## What this task involves
Give the total of lines holding the word "arrow" in the records below, and nothing else.

## Given entries

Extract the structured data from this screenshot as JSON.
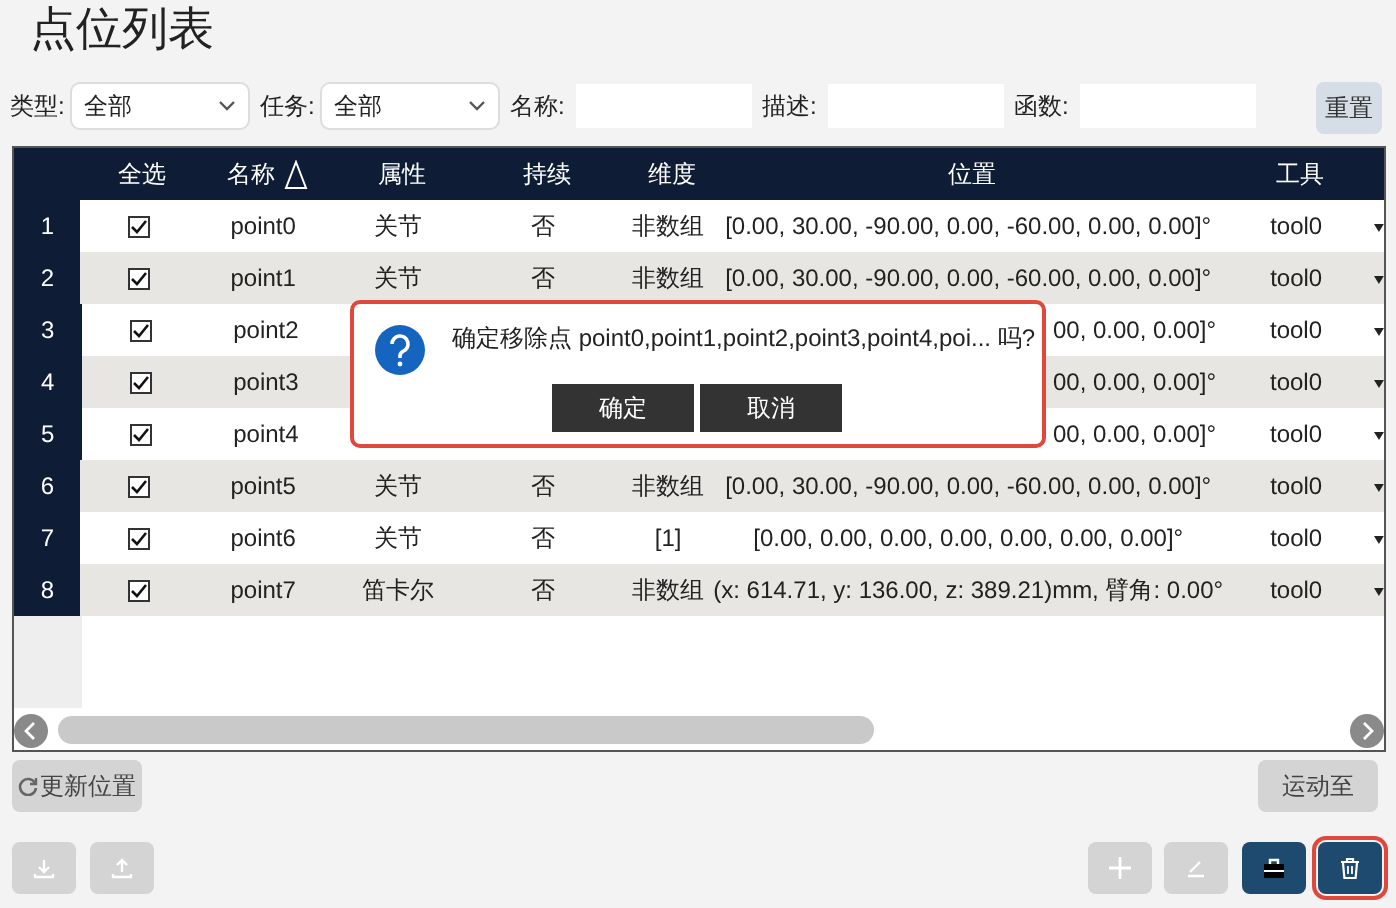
{
  "title": "点位列表",
  "filters": [
    {
      "kind": "select",
      "label": "类型:",
      "value": "全部"
    },
    {
      "kind": "select",
      "label": "任务:",
      "value": "全部"
    },
    {
      "kind": "input",
      "label": "名称:"
    },
    {
      "kind": "input",
      "label": "描述:"
    },
    {
      "kind": "input",
      "label": "函数:"
    }
  ],
  "reset_button": "重置",
  "table": {
    "columns": [
      "全选",
      "名称",
      "属性",
      "持续",
      "维度",
      "位置",
      "工具"
    ],
    "rows": [
      {
        "kind": "full",
        "index": "1",
        "checked": true,
        "name": "point0",
        "attribute": "关节",
        "persistent": "否",
        "dimension": "非数组",
        "position": "[0.00, 30.00, -90.00, 0.00, -60.00, 0.00, 0.00]°",
        "tool": "tool0"
      },
      {
        "kind": "full",
        "index": "2",
        "checked": true,
        "name": "point1",
        "attribute": "关节",
        "persistent": "否",
        "dimension": "非数组",
        "position": "[0.00, 30.00, -90.00, 0.00, -60.00, 0.00, 0.00]°",
        "tool": "tool0"
      },
      {
        "kind": "partly_covered",
        "index": "3",
        "checked": true,
        "name": "point2",
        "position": "00, 0.00, 0.00]°",
        "tool": "tool0"
      },
      {
        "kind": "partly_covered",
        "index": "4",
        "checked": true,
        "name": "point3",
        "position": "00, 0.00, 0.00]°",
        "tool": "tool0"
      },
      {
        "kind": "partly_covered",
        "index": "5",
        "checked": true,
        "name": "point4",
        "position": "00, 0.00, 0.00]°",
        "tool": "tool0"
      },
      {
        "kind": "full",
        "index": "6",
        "checked": true,
        "name": "point5",
        "attribute": "关节",
        "persistent": "否",
        "dimension": "非数组",
        "position": "[0.00, 30.00, -90.00, 0.00, -60.00, 0.00, 0.00]°",
        "tool": "tool0"
      },
      {
        "kind": "full",
        "index": "7",
        "checked": true,
        "name": "point6",
        "attribute": "关节",
        "persistent": "否",
        "dimension": "[1]",
        "position": "[0.00, 0.00, 0.00, 0.00, 0.00, 0.00, 0.00]°",
        "tool": "tool0"
      },
      {
        "kind": "full",
        "index": "8",
        "checked": true,
        "name": "point7",
        "attribute": "笛卡尔",
        "persistent": "否",
        "dimension": "非数组",
        "position": "(x: 614.71, y: 136.00, z: 389.21)mm, 臂角: 0.00°",
        "tool": "tool0"
      }
    ]
  },
  "dialog": {
    "message": "确定移除点 point0,point1,point2,point3,point4,poi... 吗?",
    "buttons": [
      "确定",
      "取消"
    ]
  },
  "update_button": "更新位置",
  "move_button": "运动至",
  "toolbar": [
    {
      "kind": "download",
      "disabled": true
    },
    {
      "kind": "upload",
      "disabled": true
    },
    {
      "kind": "add",
      "disabled": true
    },
    {
      "kind": "edit",
      "disabled": true
    },
    {
      "kind": "toolbox",
      "disabled": false
    },
    {
      "kind": "delete",
      "disabled": false,
      "selected": true
    }
  ]
}
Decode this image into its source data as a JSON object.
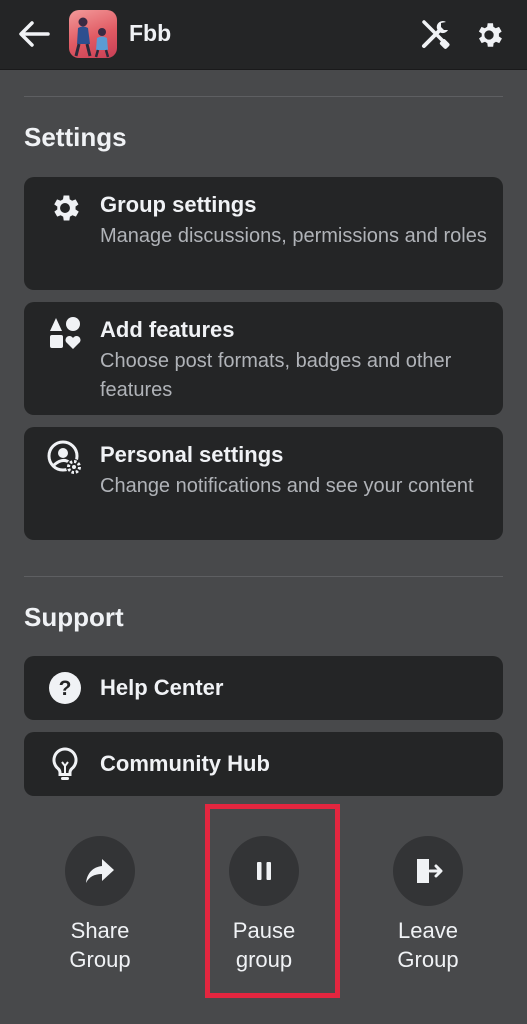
{
  "header": {
    "group_name": "Fbb",
    "back_icon": "arrow-left-icon",
    "tools_icon": "wrench-screwdriver-icon",
    "settings_icon": "gear-icon"
  },
  "settings": {
    "title": "Settings",
    "items": [
      {
        "icon": "gear-icon",
        "title": "Group settings",
        "desc": "Manage discussions, permissions and roles"
      },
      {
        "icon": "shapes-icon",
        "title": "Add features",
        "desc": "Choose post formats, badges and other features"
      },
      {
        "icon": "person-gear-icon",
        "title": "Personal settings",
        "desc": "Change notifications and see your content"
      }
    ]
  },
  "support": {
    "title": "Support",
    "items": [
      {
        "icon": "question-circle-icon",
        "title": "Help Center"
      },
      {
        "icon": "lightbulb-icon",
        "title": "Community Hub"
      }
    ]
  },
  "actions": [
    {
      "icon": "share-arrow-icon",
      "label_line1": "Share",
      "label_line2": "Group"
    },
    {
      "icon": "pause-icon",
      "label_line1": "Pause",
      "label_line2": "group"
    },
    {
      "icon": "leave-door-icon",
      "label_line1": "Leave",
      "label_line2": "Group"
    }
  ],
  "colors": {
    "background": "#48494b",
    "card": "#242526",
    "highlight": "#e3263f"
  }
}
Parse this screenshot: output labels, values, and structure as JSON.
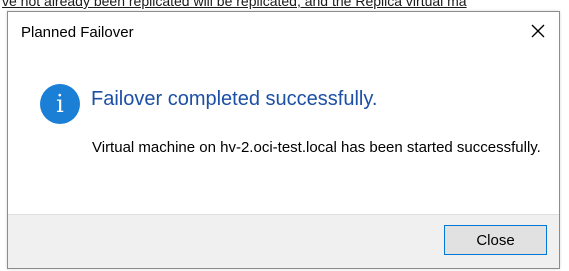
{
  "background": {
    "partial_text": "ve not already been replicated will be replicated, and the Replica virtual ma"
  },
  "dialog": {
    "title": "Planned Failover",
    "close_icon": "close-icon",
    "status_icon": "info-icon",
    "status_glyph": "i",
    "main_instruction": "Failover completed successfully.",
    "message": "Virtual machine on hv-2.oci-test.local has been started successfully.",
    "close_button_label": "Close"
  },
  "colors": {
    "accent": "#1c7fd6",
    "instruction_text": "#1c4fa5",
    "button_border": "#0078d7",
    "footer_bg": "#f0f0f0"
  }
}
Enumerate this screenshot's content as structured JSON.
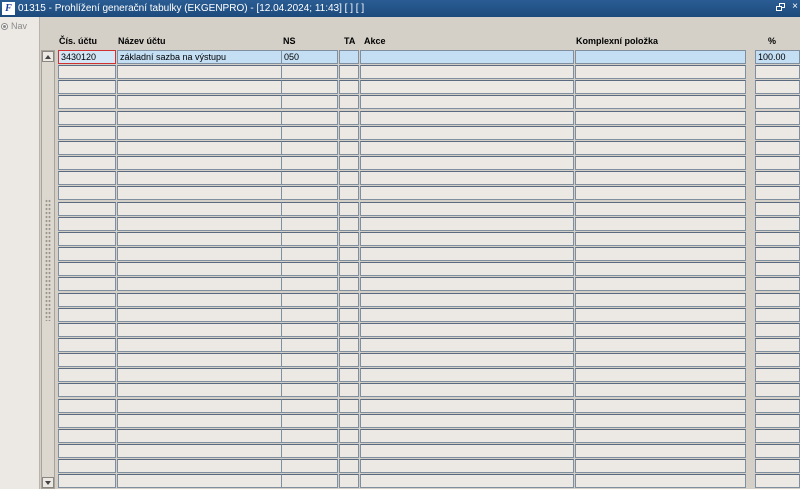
{
  "window": {
    "title": "01315 - Prohlížení generační tabulky (EKGENPRO) - [12.04.2024; 11:43]  [ ]  [ ]",
    "app_icon_text": "F",
    "close_glyph": "×"
  },
  "nav": {
    "label": "Nav"
  },
  "columns": [
    {
      "key": "cis_uctu",
      "label": "Čís. účtu"
    },
    {
      "key": "nazev_uctu",
      "label": "Název účtu"
    },
    {
      "key": "ns",
      "label": "NS"
    },
    {
      "key": "ta",
      "label": "TA"
    },
    {
      "key": "akce",
      "label": "Akce"
    },
    {
      "key": "komplexni_polozka",
      "label": "Komplexní položka"
    },
    {
      "key": "procento",
      "label": "%"
    }
  ],
  "rows": [
    [
      "3430120",
      "základní sazba na výstupu",
      "050",
      "",
      "",
      "",
      "100.00"
    ],
    [
      "",
      "",
      "",
      "",
      "",
      "",
      ""
    ],
    [
      "",
      "",
      "",
      "",
      "",
      "",
      ""
    ],
    [
      "",
      "",
      "",
      "",
      "",
      "",
      ""
    ],
    [
      "",
      "",
      "",
      "",
      "",
      "",
      ""
    ],
    [
      "",
      "",
      "",
      "",
      "",
      "",
      ""
    ],
    [
      "",
      "",
      "",
      "",
      "",
      "",
      ""
    ],
    [
      "",
      "",
      "",
      "",
      "",
      "",
      ""
    ],
    [
      "",
      "",
      "",
      "",
      "",
      "",
      ""
    ],
    [
      "",
      "",
      "",
      "",
      "",
      "",
      ""
    ],
    [
      "",
      "",
      "",
      "",
      "",
      "",
      ""
    ],
    [
      "",
      "",
      "",
      "",
      "",
      "",
      ""
    ],
    [
      "",
      "",
      "",
      "",
      "",
      "",
      ""
    ],
    [
      "",
      "",
      "",
      "",
      "",
      "",
      ""
    ],
    [
      "",
      "",
      "",
      "",
      "",
      "",
      ""
    ],
    [
      "",
      "",
      "",
      "",
      "",
      "",
      ""
    ],
    [
      "",
      "",
      "",
      "",
      "",
      "",
      ""
    ],
    [
      "",
      "",
      "",
      "",
      "",
      "",
      ""
    ],
    [
      "",
      "",
      "",
      "",
      "",
      "",
      ""
    ],
    [
      "",
      "",
      "",
      "",
      "",
      "",
      ""
    ],
    [
      "",
      "",
      "",
      "",
      "",
      "",
      ""
    ],
    [
      "",
      "",
      "",
      "",
      "",
      "",
      ""
    ],
    [
      "",
      "",
      "",
      "",
      "",
      "",
      ""
    ],
    [
      "",
      "",
      "",
      "",
      "",
      "",
      ""
    ],
    [
      "",
      "",
      "",
      "",
      "",
      "",
      ""
    ],
    [
      "",
      "",
      "",
      "",
      "",
      "",
      ""
    ],
    [
      "",
      "",
      "",
      "",
      "",
      "",
      ""
    ],
    [
      "",
      "",
      "",
      "",
      "",
      "",
      ""
    ],
    [
      "",
      "",
      "",
      "",
      "",
      "",
      ""
    ]
  ],
  "icons": {
    "app": "app-logo-icon",
    "restore": "restore-window-icon",
    "close": "close-icon",
    "nav": "radio-icon",
    "scroll_up": "scroll-up-arrow-icon",
    "scroll_down": "scroll-down-arrow-icon"
  },
  "colors": {
    "titlebar": "#1f4e84",
    "active_row": "#c4def4",
    "focus_border": "#d03030",
    "field": "#ece9e4",
    "background": "#d4d0c8"
  }
}
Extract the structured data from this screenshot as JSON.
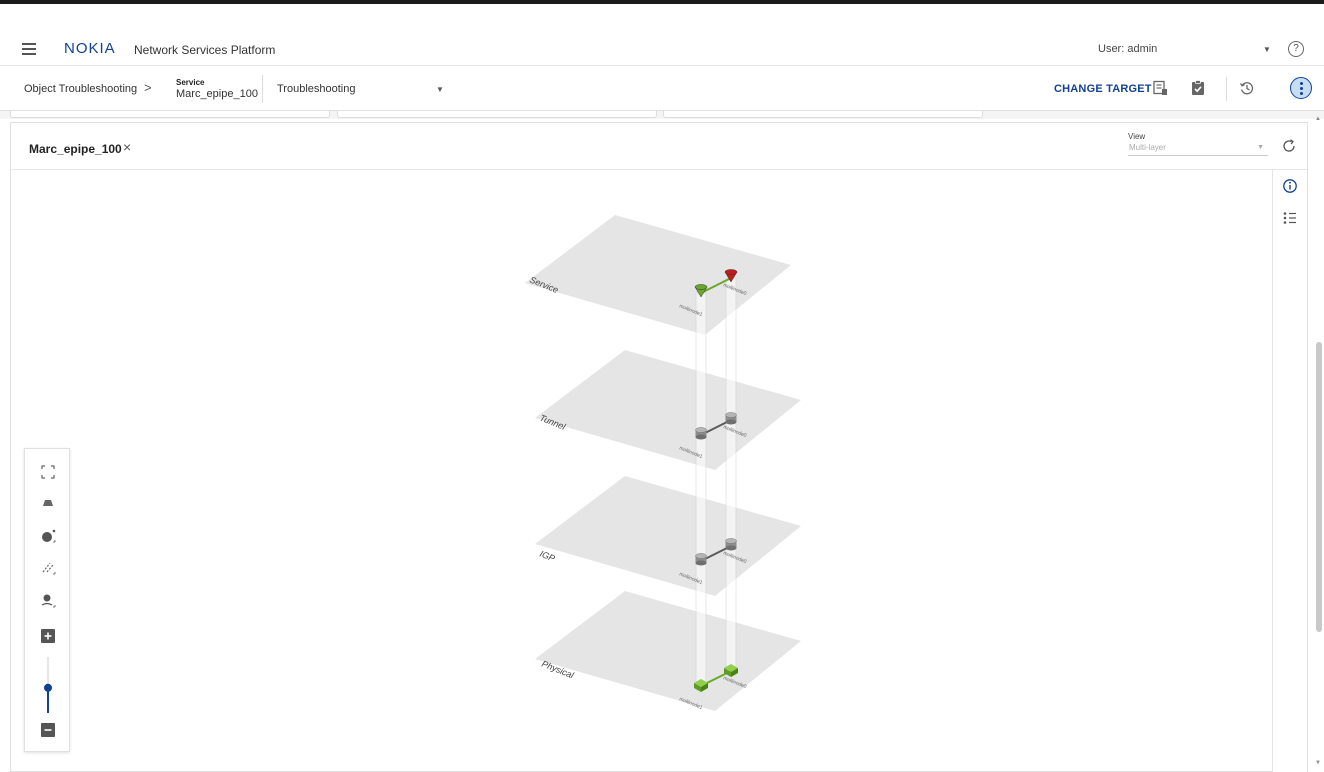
{
  "appbar": {
    "logo": "NOKIA",
    "title": "Network Services Platform",
    "user": "User: admin",
    "help": "?"
  },
  "toolbar": {
    "crumb_root": "Object Troubleshooting",
    "crumb_separator": ">",
    "service_type": "Service",
    "service_name": "Marc_epipe_100",
    "mode": "Troubleshooting",
    "change_target": "CHANGE TARGET"
  },
  "panel": {
    "tab_title": "Marc_epipe_100",
    "close_glyph": "×",
    "view_label": "View",
    "view_value": "Multi-layer"
  },
  "layers": [
    {
      "label": "Service",
      "node_type": "service",
      "node_a": "multinode1",
      "node_b": "multinode0",
      "node_a_status": "green",
      "node_b_status": "red"
    },
    {
      "label": "Tunnel",
      "node_type": "router",
      "node_a": "multinode1",
      "node_b": "multinode0"
    },
    {
      "label": "IGP",
      "node_type": "router",
      "node_a": "multinode1",
      "node_b": "multinode0"
    },
    {
      "label": "Physical",
      "node_type": "switch",
      "node_a": "multinode1",
      "node_b": "multinode0"
    }
  ],
  "colors": {
    "brand": "#124191",
    "plane": "#e5e5e5",
    "status_up": "#6aa82a",
    "status_down": "#c41a1a",
    "router": "#8c8c8c"
  },
  "zoom_controls": {
    "level": 0.45,
    "icons": [
      "fit-screen-icon",
      "perspective-icon",
      "node-size-icon",
      "link-style-icon",
      "label-pin-icon",
      "zoom-in-icon",
      "zoom-out-icon"
    ]
  }
}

## Answer box
4